Oil last week broke below $50 a barrel for the first time since December as rising U.S. output countered production curbs by members of the Organization of Petroleum Exporting Countries and other nations. While markets are still struggling to clear a surge in supply from OPEC at the end of 2016, compliance to the cuts remain above 90 percent, the International Energy Agency said.
“U.S. stockpiles will be a headwind for the market until there is a consistent downtrend,” said David Lennox, a resource analyst at Fat Prophets in Sydney. “Cuts are unlikely to be extended if U.S. production remains above 9 million barrels a day. I can’t see OPEC boosting the price for American companies.”
West Texas Intermediate for April delivery was at $48.86 a barrel on the New York Mercantile Exchange, up 11 cents, at 1:44 p.m. in Hong Kong. Total volume traded was about 61 percent below the 100-day average. Prices fell 11 cents to $48.75 on Thursday after surging 2.4 percent the previous session.

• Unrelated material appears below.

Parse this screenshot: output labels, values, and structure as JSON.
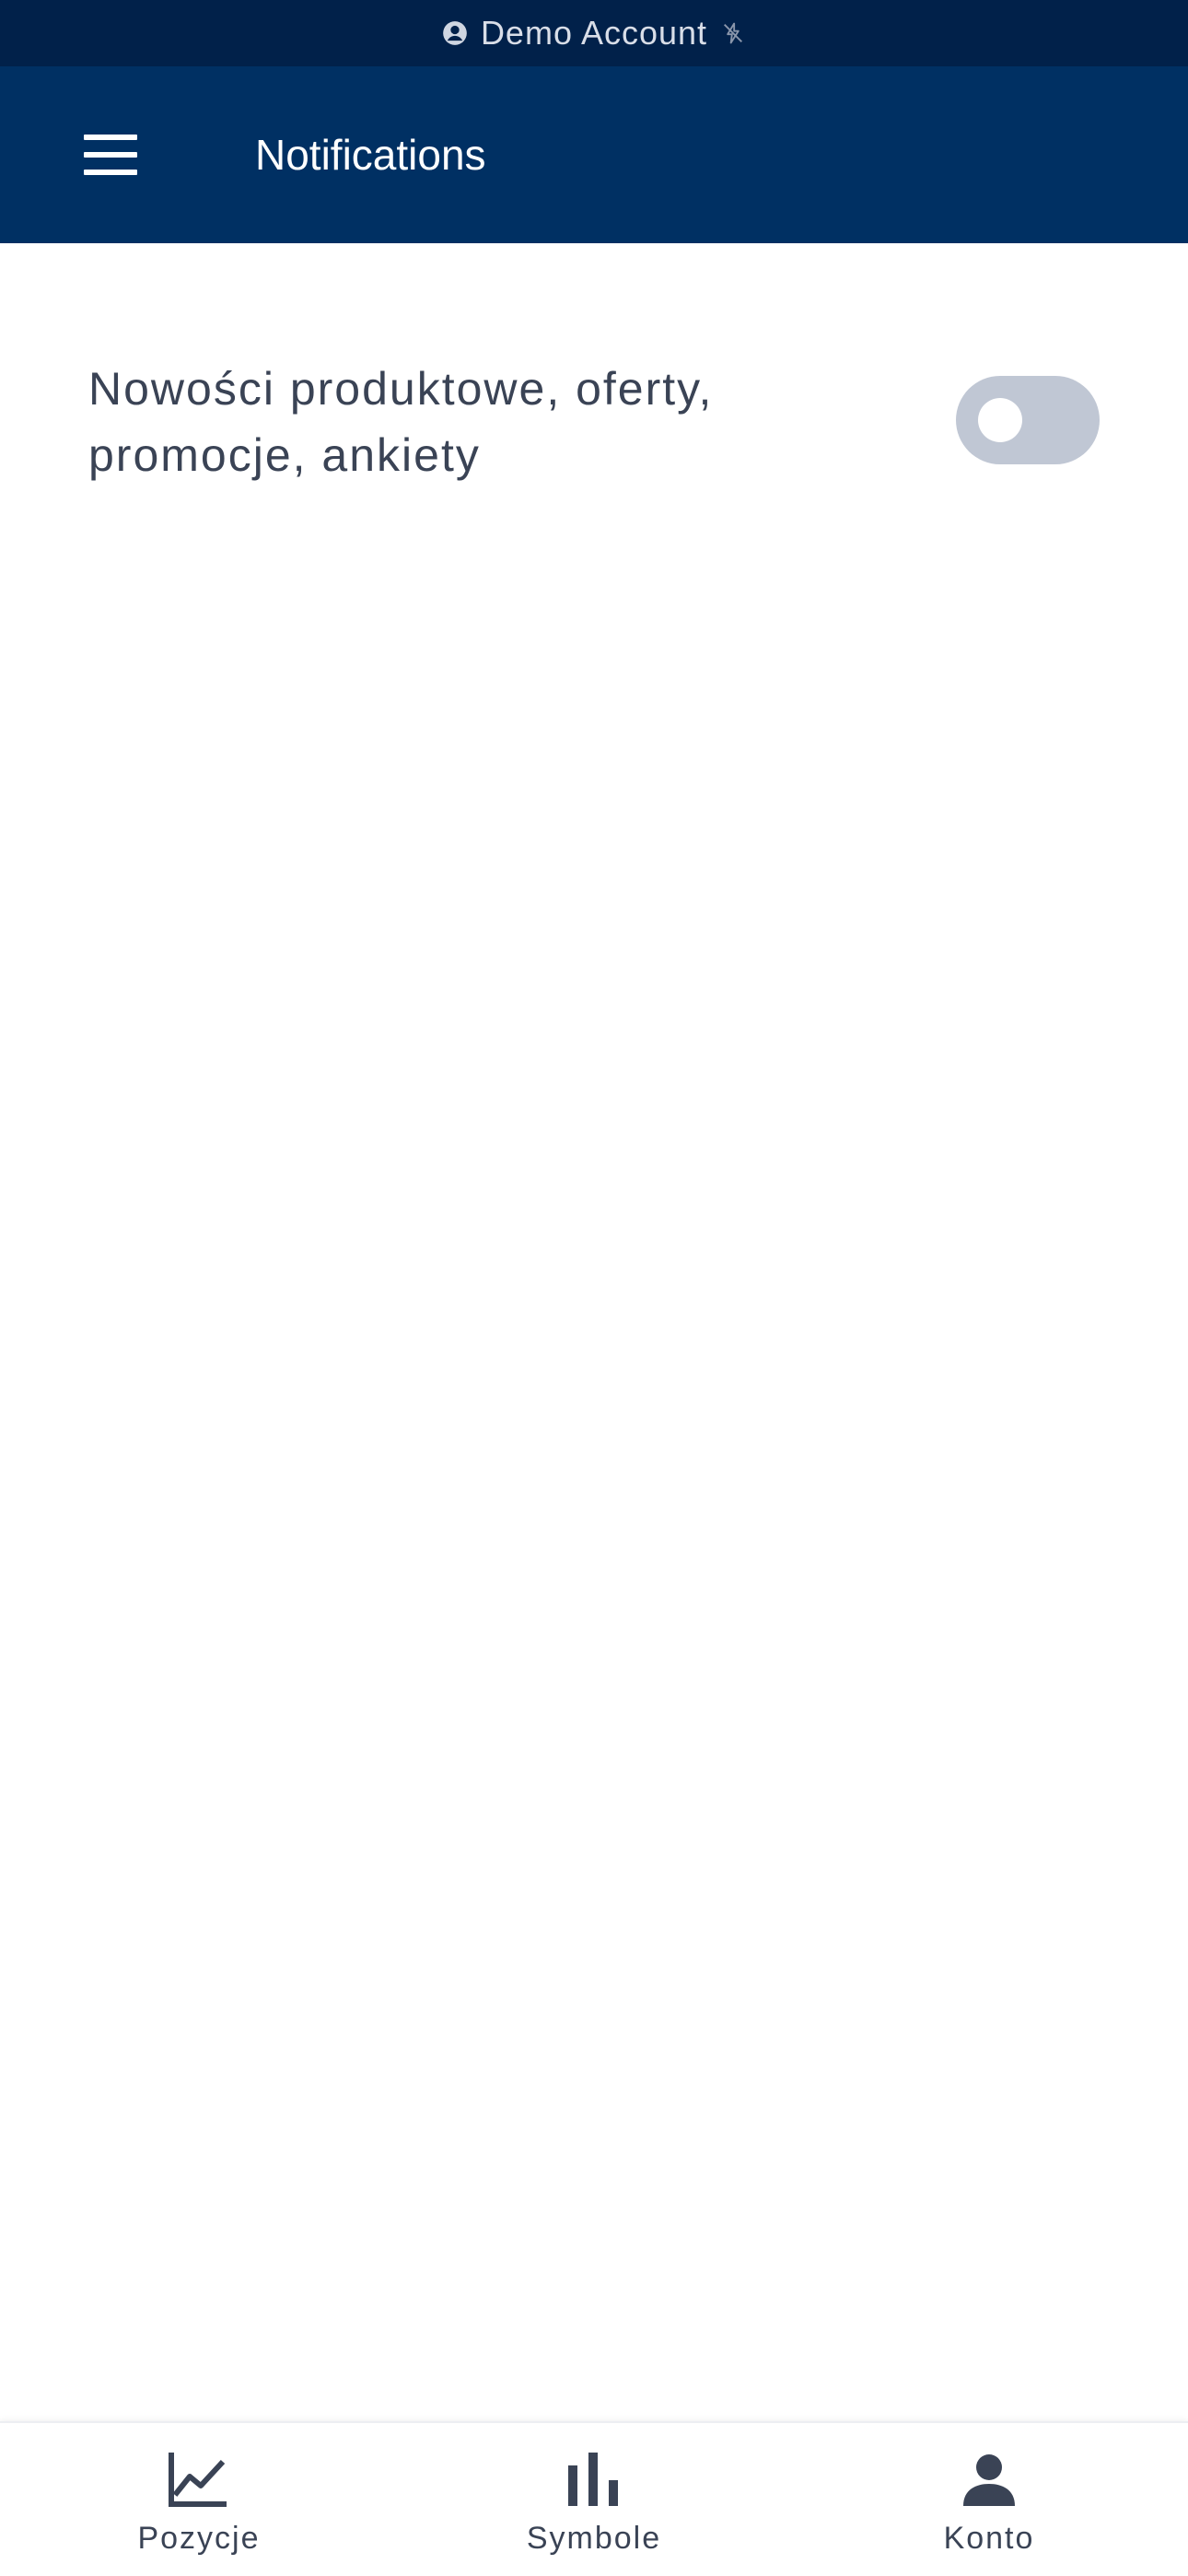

Brent for May settlement rose 6 cents to $51.80 a barrel on the London-based ICE Futures Europe exchange. The contract on Thursday fell 7 cents to $51.74. The global benchmark crude traded at a premium of $2.44 to May WTI.
U.S. crude inventories dropped by 237,000 barrels last week to 528.2 million barrels, according to the EIA. Stockpiles remain near the highest level in more than three decades. Oil production expanded for a fourth week to 9.1 million barrels a day, the most since February 2016.
- The OPEC-led cuts are moving global markets in the “right direction” and fundamentals have improved considerably, Al-Falih said in a Bloomberg interview in Washington.
- BP Plc is in talks with Ineos AG to sell the Forties pipeline, one of the most-important pieces of oil infrastructure in the U.K.’s North Sea.